Tooth marks reveal childhood trauma

Childhood stress can interfere with the development of the teeth to the extent that a traumatic experience leaves a recognisable line in the tooth enamel that remains as a record of past traumas.

I discovered this when reading about a study published in the Annals of the New York Academy of Sciences [pdf] that used these lines to compare the number of childhood traumatic experiences that occured in people diagnosed with schizophrenia and healthy controls.

New approaches to the problem of estimating stress during early brain development are required. In this regard, human enamel has promise as accessible repositories of indelible information on stress between gestation and the age of 13. Stressful experiences induce long-term activation of the sympatho-adrenal system, slowing of tropic [growth-related] parasympathetic functions, and they then induce disrupted secretion of the enamel matrix.

During the brain development (in infancy, childhood and preadolescence), ameloblast activity in human enamel is slowed during 1 to 2 days of extreme stress, and the segment of enamel rods is smaller and often misshapen, making a particular dark line seen by the use of a microscope (we referred this line to Pathological Stress Line, PSL in short). Retzius reported that this line is incremental lines reflecting the layered apposition of enamel during amelogenesis (Retzius, 1937), and after that this line is termed the Retzius line. The line is conceptually akin to tree rings which are markers of environmental adversity in the tree’s life.

Schizophrenia was once thought to be largely caused by genetic factors, but in the last decade a number of studies have shown that childhood trauma contributes to the chance of developing the disorder.

One difficulty with this type of research is that it often relies on people remembering back to their childhood after the onset of psychosis, which could mean that the memories aren’t perfectly reliable in some cases.

Stress-induced lines in tooth enamel are one way of looking at the link between trauma and schizophrenia that doesn’t rely on potentially hazy memories of the past.

Link to abstract of study.
pdf of scientific paper.

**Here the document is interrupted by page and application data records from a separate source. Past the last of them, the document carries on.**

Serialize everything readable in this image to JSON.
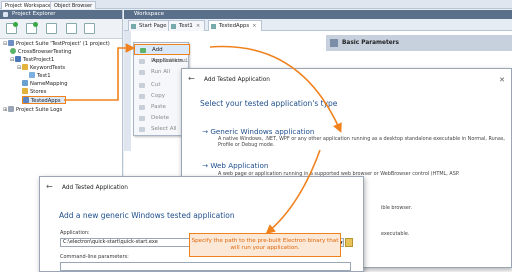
{
  "top_tabs": [
    "Project Workspace",
    "Object Browser"
  ],
  "explorer": {
    "title": "Project Explorer",
    "tree": [
      {
        "label": "Project Suite 'TestProject' (1 project)"
      },
      {
        "label": "CrossBrowserTesting"
      },
      {
        "label": "TestProject1"
      },
      {
        "label": "KeywordTests"
      },
      {
        "label": "Test1"
      },
      {
        "label": "NameMapping"
      },
      {
        "label": "Stores"
      },
      {
        "label": "TestedApps"
      },
      {
        "label": "Project Suite Logs"
      }
    ]
  },
  "workspace": {
    "title": "Workspace",
    "tabs": [
      {
        "label": "Start Page"
      },
      {
        "label": "Test1"
      },
      {
        "label": "TestedApps"
      }
    ],
    "basic_params": "Basic Parameters"
  },
  "context_menu": [
    "Add Application...",
    "Run Selected",
    "Run All",
    "Cut",
    "Copy",
    "Paste",
    "Delete",
    "Select All"
  ],
  "dialog1": {
    "title": "Add Tested Application",
    "heading": "Select your tested application's type",
    "option1_title": "Generic Windows application",
    "option1_desc": "A native Windows, .NET, WPF or any other application running as a desktop standalone executable in Normal, Runas, Profile or Debug mode.",
    "option2_title": "Web Application",
    "option2_desc_partial": "A web page or application running in a supported web browser or WebBrowser control (HTML, ASP.",
    "frag1": "ible browser.",
    "frag2": "executable."
  },
  "dialog2": {
    "title": "Add Tested Application",
    "heading": "Add a new generic Windows tested application",
    "app_label": "Application:",
    "app_value": "C:\\electron\\quick-start\\quick-start.exe",
    "cmd_label": "Command-line parameters:"
  },
  "callout": "Specify the path to the pre-built Electron binary that will run your application.",
  "colors": {
    "accent": "#f0821e",
    "title_blue": "#1f4e8c",
    "panel_header": "#5a6f8a"
  }
}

One Comment

  1. Posted June 30, 2007 at 8:30 am | Permalink

    This is a really interesting news.


Post a Comment

Required fields are marked *
*
*

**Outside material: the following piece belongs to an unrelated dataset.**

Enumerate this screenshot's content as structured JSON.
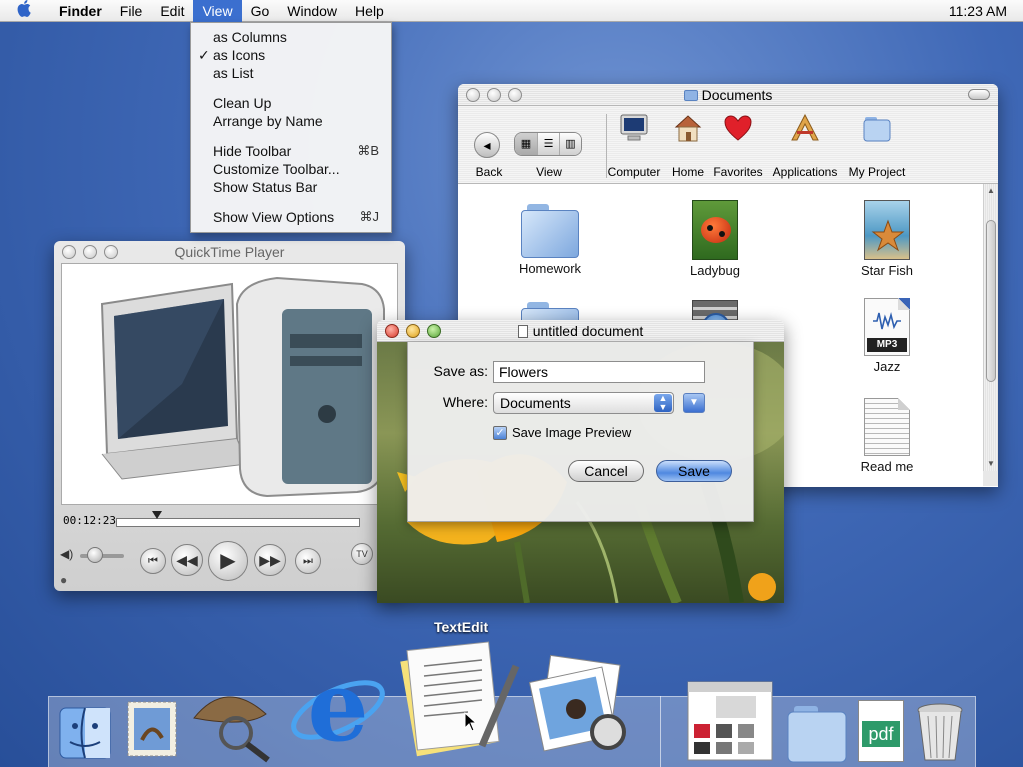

Follow

Get every new post delivered to your Inbox.

Join 23,466 other followers